== About this exercise ==
A single figure is required: the number of lines in the data below that hold the word "true".
##### Source information
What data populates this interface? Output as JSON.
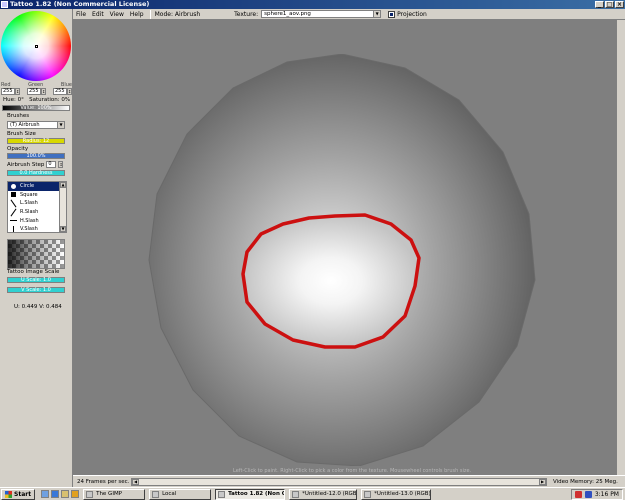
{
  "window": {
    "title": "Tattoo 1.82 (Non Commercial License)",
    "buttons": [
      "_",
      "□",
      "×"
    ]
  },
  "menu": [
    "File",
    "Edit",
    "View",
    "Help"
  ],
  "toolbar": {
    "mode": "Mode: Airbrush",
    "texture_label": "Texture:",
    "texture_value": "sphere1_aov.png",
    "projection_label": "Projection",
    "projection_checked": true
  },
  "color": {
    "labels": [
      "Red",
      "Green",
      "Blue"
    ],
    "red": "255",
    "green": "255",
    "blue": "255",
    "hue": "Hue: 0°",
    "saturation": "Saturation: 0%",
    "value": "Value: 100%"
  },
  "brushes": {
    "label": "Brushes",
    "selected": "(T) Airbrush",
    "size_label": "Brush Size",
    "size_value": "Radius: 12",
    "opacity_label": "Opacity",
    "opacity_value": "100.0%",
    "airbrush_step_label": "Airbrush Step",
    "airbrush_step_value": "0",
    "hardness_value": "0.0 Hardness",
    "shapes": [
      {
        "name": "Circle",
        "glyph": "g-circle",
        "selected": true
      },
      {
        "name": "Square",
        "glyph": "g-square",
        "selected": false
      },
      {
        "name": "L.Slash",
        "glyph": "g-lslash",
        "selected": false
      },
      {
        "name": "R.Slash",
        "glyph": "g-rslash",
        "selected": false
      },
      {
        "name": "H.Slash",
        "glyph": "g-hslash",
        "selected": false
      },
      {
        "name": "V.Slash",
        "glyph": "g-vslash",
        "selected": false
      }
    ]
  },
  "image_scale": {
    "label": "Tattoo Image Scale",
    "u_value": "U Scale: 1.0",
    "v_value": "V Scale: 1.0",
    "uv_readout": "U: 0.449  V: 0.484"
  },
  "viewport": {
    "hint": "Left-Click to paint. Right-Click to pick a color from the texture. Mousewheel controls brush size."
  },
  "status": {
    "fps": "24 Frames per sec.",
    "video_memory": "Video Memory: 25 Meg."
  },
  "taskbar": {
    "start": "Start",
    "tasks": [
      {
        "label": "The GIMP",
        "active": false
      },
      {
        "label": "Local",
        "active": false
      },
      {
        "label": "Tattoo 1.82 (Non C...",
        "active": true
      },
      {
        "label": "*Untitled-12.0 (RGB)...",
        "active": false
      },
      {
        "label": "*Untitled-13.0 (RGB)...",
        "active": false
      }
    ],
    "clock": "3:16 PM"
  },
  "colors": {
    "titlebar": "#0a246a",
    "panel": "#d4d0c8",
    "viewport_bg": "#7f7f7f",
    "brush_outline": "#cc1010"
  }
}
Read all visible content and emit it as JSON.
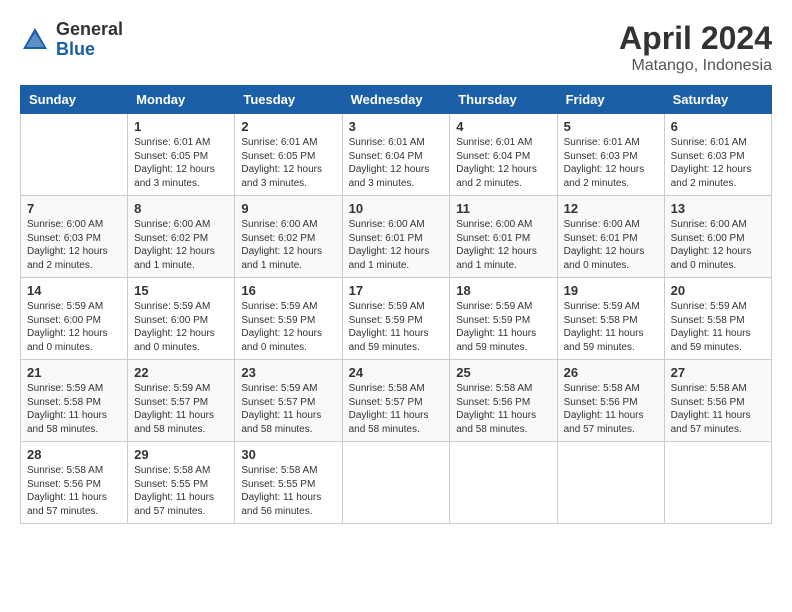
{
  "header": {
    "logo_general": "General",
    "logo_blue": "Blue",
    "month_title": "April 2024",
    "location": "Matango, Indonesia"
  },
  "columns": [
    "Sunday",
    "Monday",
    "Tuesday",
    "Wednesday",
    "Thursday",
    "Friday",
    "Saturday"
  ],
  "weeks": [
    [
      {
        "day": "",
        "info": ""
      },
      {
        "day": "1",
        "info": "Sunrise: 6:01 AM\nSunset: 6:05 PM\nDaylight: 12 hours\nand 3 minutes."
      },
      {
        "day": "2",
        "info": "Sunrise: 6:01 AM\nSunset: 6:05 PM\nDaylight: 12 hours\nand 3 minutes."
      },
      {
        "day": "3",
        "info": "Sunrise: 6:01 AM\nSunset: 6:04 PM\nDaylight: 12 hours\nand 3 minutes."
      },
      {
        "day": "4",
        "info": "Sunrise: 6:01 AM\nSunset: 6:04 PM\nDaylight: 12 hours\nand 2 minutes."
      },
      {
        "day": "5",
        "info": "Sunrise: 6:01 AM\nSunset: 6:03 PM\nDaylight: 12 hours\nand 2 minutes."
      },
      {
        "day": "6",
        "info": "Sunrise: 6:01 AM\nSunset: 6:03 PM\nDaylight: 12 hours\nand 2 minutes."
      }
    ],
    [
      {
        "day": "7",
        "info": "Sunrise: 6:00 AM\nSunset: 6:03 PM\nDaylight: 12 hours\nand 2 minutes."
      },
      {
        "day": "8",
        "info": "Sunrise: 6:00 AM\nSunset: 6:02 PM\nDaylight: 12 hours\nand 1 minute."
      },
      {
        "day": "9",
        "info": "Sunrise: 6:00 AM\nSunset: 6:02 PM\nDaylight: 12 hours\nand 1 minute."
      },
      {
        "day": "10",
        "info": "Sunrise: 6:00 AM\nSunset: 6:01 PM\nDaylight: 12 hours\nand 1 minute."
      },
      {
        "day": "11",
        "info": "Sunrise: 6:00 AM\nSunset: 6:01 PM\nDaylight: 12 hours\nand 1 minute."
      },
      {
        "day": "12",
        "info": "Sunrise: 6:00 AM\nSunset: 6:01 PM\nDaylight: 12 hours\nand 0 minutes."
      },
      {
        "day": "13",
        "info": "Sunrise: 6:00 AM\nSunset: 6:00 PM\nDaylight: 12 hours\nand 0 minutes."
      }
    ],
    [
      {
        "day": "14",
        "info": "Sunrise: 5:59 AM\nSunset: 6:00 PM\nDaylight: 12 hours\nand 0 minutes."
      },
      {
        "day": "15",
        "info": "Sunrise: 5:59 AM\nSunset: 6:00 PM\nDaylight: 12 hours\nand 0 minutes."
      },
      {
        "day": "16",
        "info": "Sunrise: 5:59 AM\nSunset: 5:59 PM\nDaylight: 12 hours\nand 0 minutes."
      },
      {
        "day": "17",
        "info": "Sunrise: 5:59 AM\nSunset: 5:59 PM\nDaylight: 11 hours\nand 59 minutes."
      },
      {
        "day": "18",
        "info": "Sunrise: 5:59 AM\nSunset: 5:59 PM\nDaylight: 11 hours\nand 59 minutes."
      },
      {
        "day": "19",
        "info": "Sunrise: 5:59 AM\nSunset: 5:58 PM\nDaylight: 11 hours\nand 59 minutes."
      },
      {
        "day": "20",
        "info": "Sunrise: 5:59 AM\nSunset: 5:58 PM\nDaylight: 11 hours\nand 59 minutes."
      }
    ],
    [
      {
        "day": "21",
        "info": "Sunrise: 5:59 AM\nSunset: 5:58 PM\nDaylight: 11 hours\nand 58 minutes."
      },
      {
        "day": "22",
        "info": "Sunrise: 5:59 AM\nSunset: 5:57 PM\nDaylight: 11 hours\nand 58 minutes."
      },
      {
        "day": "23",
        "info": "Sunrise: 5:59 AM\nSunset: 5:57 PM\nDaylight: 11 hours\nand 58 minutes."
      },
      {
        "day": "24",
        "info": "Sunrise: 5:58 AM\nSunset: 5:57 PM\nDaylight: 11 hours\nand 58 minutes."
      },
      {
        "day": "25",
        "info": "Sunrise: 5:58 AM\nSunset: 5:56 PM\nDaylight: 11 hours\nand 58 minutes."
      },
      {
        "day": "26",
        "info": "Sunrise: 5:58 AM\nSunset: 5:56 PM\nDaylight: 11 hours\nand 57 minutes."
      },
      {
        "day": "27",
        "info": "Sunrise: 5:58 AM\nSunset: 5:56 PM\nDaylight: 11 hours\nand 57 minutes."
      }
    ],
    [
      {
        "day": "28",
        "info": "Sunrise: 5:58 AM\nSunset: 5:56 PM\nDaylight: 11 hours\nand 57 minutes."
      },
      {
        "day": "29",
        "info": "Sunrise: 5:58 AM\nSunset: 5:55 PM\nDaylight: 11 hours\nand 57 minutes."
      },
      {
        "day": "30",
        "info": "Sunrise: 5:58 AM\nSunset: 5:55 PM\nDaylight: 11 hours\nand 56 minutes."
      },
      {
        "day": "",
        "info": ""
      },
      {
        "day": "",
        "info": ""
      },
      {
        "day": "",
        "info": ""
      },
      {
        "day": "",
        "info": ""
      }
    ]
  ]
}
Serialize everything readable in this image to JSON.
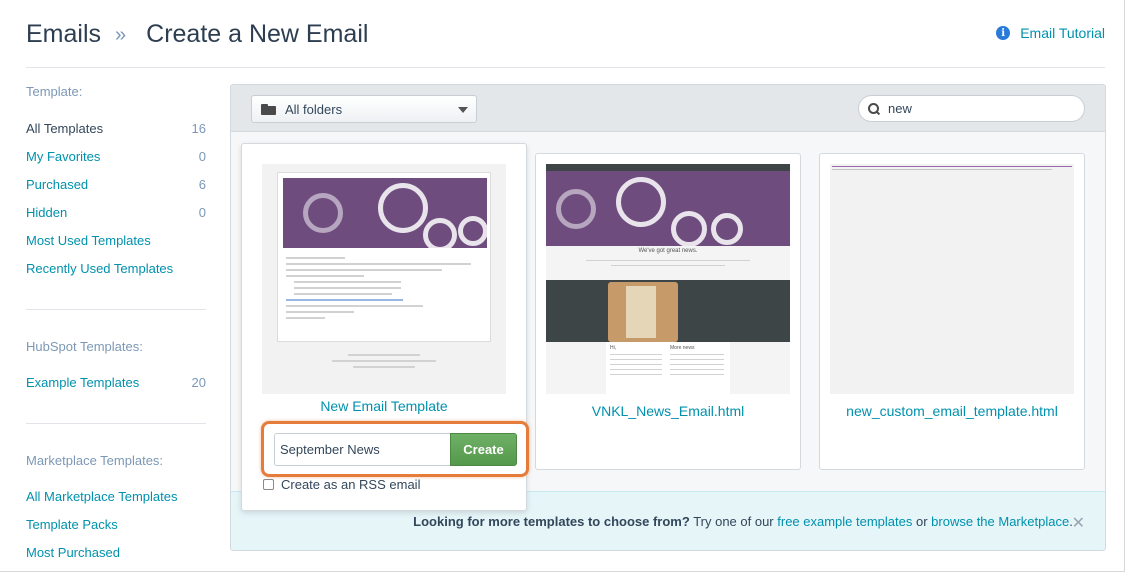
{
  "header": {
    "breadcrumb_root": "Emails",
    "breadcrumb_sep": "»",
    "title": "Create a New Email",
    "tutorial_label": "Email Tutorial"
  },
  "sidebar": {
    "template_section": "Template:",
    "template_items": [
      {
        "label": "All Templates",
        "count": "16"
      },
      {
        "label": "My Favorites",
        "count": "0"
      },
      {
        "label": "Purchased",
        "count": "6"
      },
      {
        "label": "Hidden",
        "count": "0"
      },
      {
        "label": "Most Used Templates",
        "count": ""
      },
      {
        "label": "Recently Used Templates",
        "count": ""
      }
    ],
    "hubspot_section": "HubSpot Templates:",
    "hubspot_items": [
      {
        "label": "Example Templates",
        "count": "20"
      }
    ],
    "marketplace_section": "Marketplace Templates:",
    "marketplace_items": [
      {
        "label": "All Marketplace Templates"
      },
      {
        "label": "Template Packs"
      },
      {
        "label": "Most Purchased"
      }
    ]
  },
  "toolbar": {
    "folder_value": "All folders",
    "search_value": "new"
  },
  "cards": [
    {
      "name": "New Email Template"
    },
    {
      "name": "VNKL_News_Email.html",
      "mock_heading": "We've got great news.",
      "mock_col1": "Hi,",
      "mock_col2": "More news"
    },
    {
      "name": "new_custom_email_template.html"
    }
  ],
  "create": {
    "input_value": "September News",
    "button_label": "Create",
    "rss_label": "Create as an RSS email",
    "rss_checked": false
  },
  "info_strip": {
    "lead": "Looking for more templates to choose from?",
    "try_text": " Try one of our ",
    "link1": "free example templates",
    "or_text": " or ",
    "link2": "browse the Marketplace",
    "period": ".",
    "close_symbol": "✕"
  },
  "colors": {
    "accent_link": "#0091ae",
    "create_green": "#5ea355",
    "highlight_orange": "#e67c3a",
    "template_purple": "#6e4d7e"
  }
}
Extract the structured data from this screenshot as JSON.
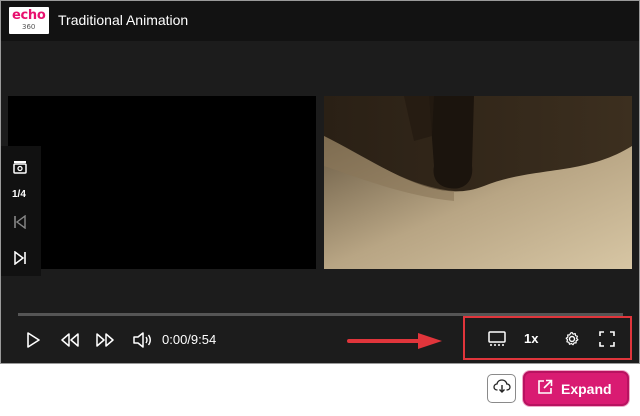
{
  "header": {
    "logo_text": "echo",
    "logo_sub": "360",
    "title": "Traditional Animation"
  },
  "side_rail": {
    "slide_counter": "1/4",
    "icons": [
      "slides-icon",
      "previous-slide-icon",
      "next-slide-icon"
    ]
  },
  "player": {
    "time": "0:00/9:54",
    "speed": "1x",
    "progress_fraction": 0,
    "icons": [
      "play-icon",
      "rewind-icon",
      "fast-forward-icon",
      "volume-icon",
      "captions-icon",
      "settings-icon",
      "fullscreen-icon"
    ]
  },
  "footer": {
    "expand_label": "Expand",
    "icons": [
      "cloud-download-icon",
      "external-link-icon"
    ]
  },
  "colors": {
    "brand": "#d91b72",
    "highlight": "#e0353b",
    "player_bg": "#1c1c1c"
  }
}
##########
== Final answer ==
3